Patrick Hale, Chief Information Officer, VITAS® Healthcare
1. In the light of your experience, what are the trends and challenges you’ve witnessed happening concerning the Healthcare Tech space?
By any measure, healthcare innovation is proceeding at a dizzy pace. Care providers are spending more and more of their budgets on IT-related solutions, and for the most part, that is an excellent thing for CIOs. Innovation stewardship is probably the single biggest challenge I face daily. At VITAS, every dollar spent on IT needs to provide value for clinicians and our company. We budget projects with the attitude that every dollar spent on us is one less dollar spent at the bedside, so we need to make every project count.
2. Could you talk about your approach to identifying the right partnership providers from the lot?

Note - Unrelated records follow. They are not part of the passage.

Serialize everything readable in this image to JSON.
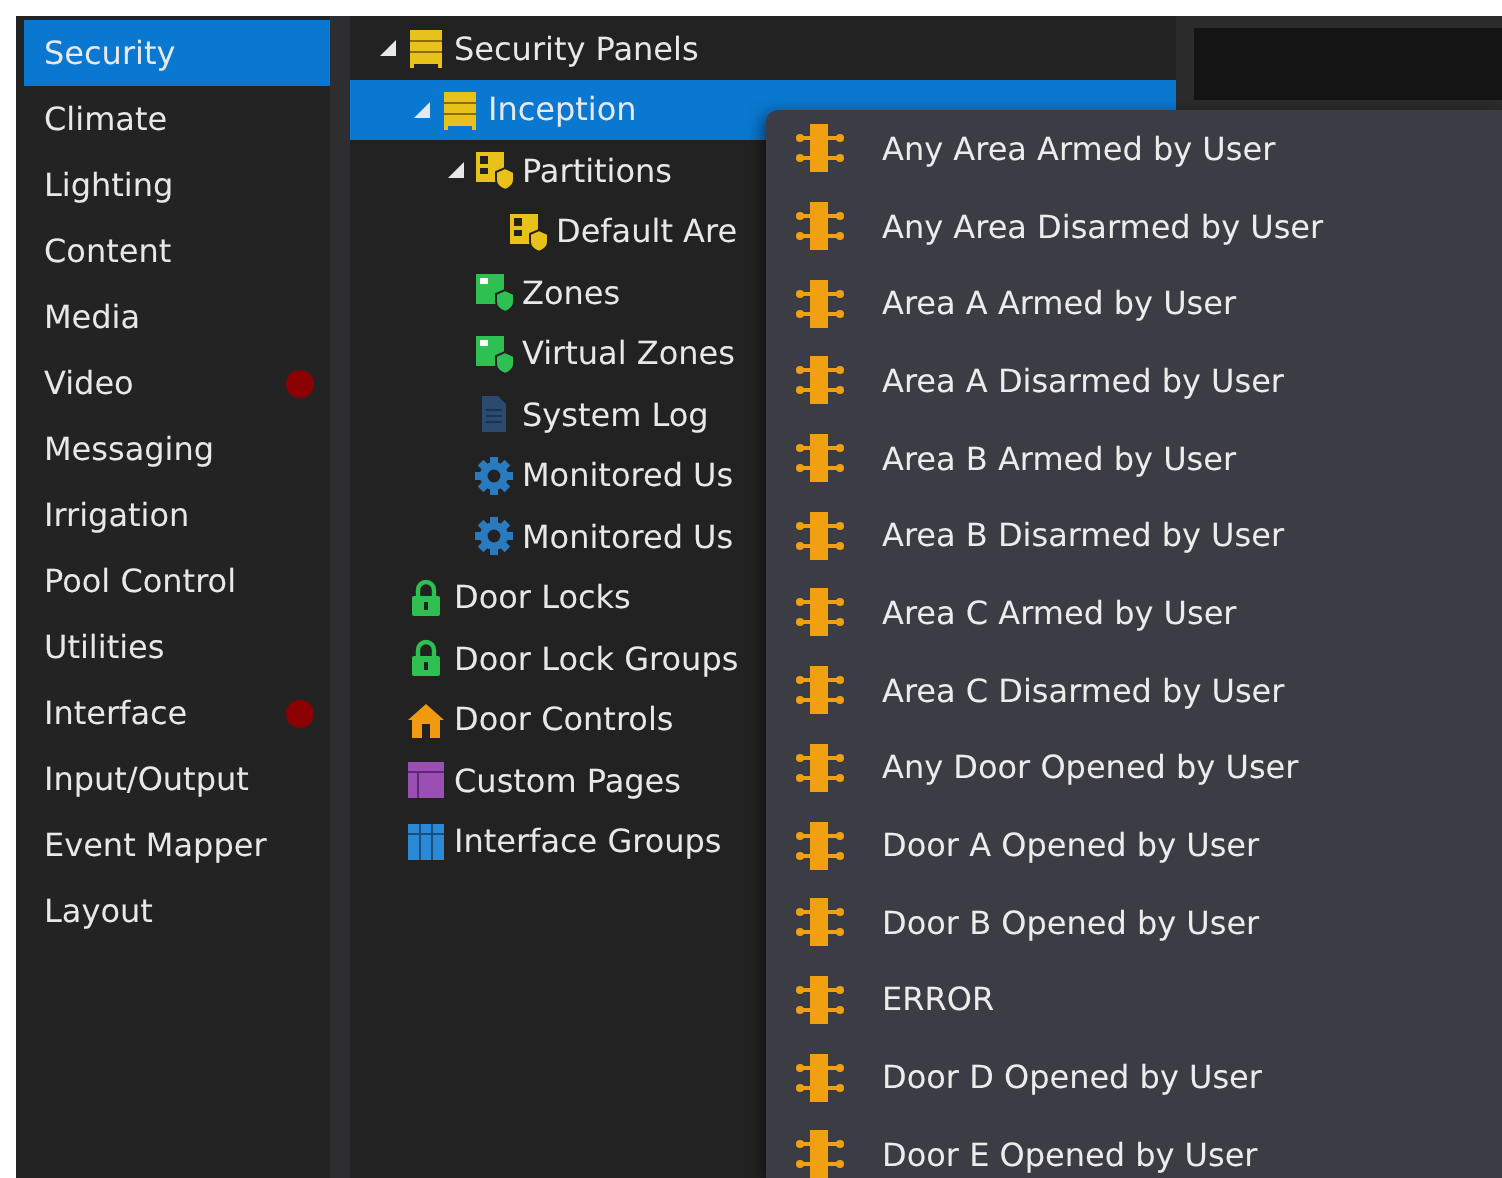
{
  "sidebar": {
    "items": [
      {
        "label": "Security",
        "selected": true,
        "alert": false
      },
      {
        "label": "Climate",
        "selected": false,
        "alert": false
      },
      {
        "label": "Lighting",
        "selected": false,
        "alert": false
      },
      {
        "label": "Content",
        "selected": false,
        "alert": false
      },
      {
        "label": "Media",
        "selected": false,
        "alert": false
      },
      {
        "label": "Video",
        "selected": false,
        "alert": true
      },
      {
        "label": "Messaging",
        "selected": false,
        "alert": false
      },
      {
        "label": "Irrigation",
        "selected": false,
        "alert": false
      },
      {
        "label": "Pool Control",
        "selected": false,
        "alert": false
      },
      {
        "label": "Utilities",
        "selected": false,
        "alert": false
      },
      {
        "label": "Interface",
        "selected": false,
        "alert": true
      },
      {
        "label": "Input/Output",
        "selected": false,
        "alert": false
      },
      {
        "label": "Event Mapper",
        "selected": false,
        "alert": false
      },
      {
        "label": "Layout",
        "selected": false,
        "alert": false
      }
    ]
  },
  "tree": {
    "items": [
      {
        "label": "Security Panels",
        "kind": "panel",
        "selected": false,
        "expanded": true,
        "children": [
          {
            "label": "Inception",
            "kind": "panel",
            "selected": true,
            "expanded": true,
            "children": [
              {
                "label": "Partitions",
                "kind": "partition",
                "selected": false,
                "expanded": true,
                "children": [
                  {
                    "label": "Default Are",
                    "kind": "partition",
                    "selected": false
                  }
                ]
              },
              {
                "label": "Zones",
                "kind": "zone",
                "selected": false
              },
              {
                "label": "Virtual Zones",
                "kind": "zone",
                "selected": false
              },
              {
                "label": "System Log",
                "kind": "log",
                "selected": false
              },
              {
                "label": "Monitored Us",
                "kind": "gear",
                "selected": false
              },
              {
                "label": "Monitored Us",
                "kind": "gear",
                "selected": false
              }
            ]
          }
        ]
      },
      {
        "label": "Door Locks",
        "kind": "lock",
        "selected": false
      },
      {
        "label": "Door Lock Groups",
        "kind": "lock",
        "selected": false
      },
      {
        "label": "Door Controls",
        "kind": "house",
        "selected": false
      },
      {
        "label": "Custom Pages",
        "kind": "page",
        "selected": false
      },
      {
        "label": "Interface Groups",
        "kind": "grid",
        "selected": false
      }
    ]
  },
  "menu": {
    "items": [
      "Any Area Armed by User",
      "Any Area Disarmed by User",
      "Area A Armed by User",
      "Area A Disarmed by User",
      "Area B Armed by User",
      "Area B Disarmed by User",
      "Area C Armed by User",
      "Area C Disarmed by User",
      "Any Door Opened by User",
      "Door A Opened by User",
      "Door B Opened by User",
      "ERROR",
      "Door D Opened by User",
      "Door E Opened by User"
    ]
  }
}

I have four rules I live by when selecting and evaluating partners:
1. Partners need to bring real value to the table: We hire partners because they possess a skill beyond our current capabilities, and we expect them to be experts. I’m not a fan of traditional consulting where my company pays for a report with graphics and pretty colors that says exactly what our people knew all along.
2. You get one chance to make a first Impression: Deliver…always. Right partners make themselves available from the second our project starts.
3. Put some skin in the game: Any vendor who truly believes in what they sell will share in the risk and provide incentives for project commitments.
4. Our partners’ passion for excellence should match ours: Our bar is high. Theirs should be higher.
3. Could you elaborate on some exciting and impactful project/initiatives that you’re currently overseeing?
Almost every portion of our IT architecture is undergoing rapid transformation.
• The setting of care is moving away from traditional doctor’s offices and hospitals, and we stand on the cusp of realizing that the key to wellness is to interact with patients–usually in their own homes– before they are ill. In response, our clinical systems have moved to “mobile-first,” enabling our clinical teams to be where they are needed most…at the patient’s bedside.
I believe that nothing transformational happens without someone getting excited about it. I try to bring a passion for innovation that helps our employees understand that EVERY contribution is crucial
• Our core infrastructure has been rapidly virtualized to maintain cost-effectiveness and maximum nimbleness. We are proud to be an early adopter of a fully “software-defined” data center.
• We are innovating the use of virtual reality for terminally ill patients. It involves using soothing distraction therapy to reduce the use of opioids, keeping our patients calm and allowing them to experience last wishes (like attending a wedding or visiting their home country one last time) without ever leaving the bed.
• Our company is evolving into a data-driven organization where strategic direction must be bolstered in equal measure by factual data and ongoing measurement. A world-class data warehouse enables this effort.
4. What are some of the points of discussion that go on in your leadership panel? What are the strategic points that you go by to steer the company forward?
We talk a ton about people—how to motivate them, how to develop them, and how to become better leaders for them. Our company is only as good as our people, and we want to have a company that is more than a great place to work; we want a company that is also changing the face of healthcare in the U.S. We can’t achieve that without great people.
5. Can you draw an analogy between your personality traits, hobbies, and how they reflect on your leadership strategy?
I believe that nothing transformational happens without someone getting excited about it. I try to bring a passion for innovation that helps our employees understand that EVERY contribution is crucial. All my leaders spend time helping our employees understand that what they do is directly tied to serving our patients and their families, human beings who are facing some of the most challenging times of their life. If our solutions can help a nurse get to the bedside faster or help alleviate a terminal cancer patient’s pain, then we will move heaven and earth to make it so. Passion drives actions and actions can change the world one patient, one project at a time.
6. How do you see the evolution of the Healthcare Tech arena a few years from now about some of its potential disruptions and transformations?
The only prediction about the future of healthcare I subscribe to is that three years from now, almost nothing will be the same. Any truly “strategic” plan for healthcare has to start with creating nimbleness in our company’s ability to adapt to the rapidly changing conditions. VITAS IT continually analyzes our architecture and plans to eliminate barriers that slow our speed of innovation. Many times those investments may not be the sexiest of projects, but we are blessed to have an executive team with a fantastic downfield vision for the value that flexible technology brings.
7. What would be the single piece of advice that you could impart to a fellow or aspiring professional in your field, looking to embark on a similar venture or professional journey along the lines of your service and area of expertise?
Get passionate about your work and then surround yourself with others who feel the same way. Culture is a huge predictor of success and happiness. If you find yourself surrounded by critics, change the view. Ninety percent (90%) of my professional regrets involve staying in a negative situation too long. I know it’s hard, and I realize how much courage a leap of faith can take, but believe me you either need to find meaning in your work, or you need to get work where you find meaning.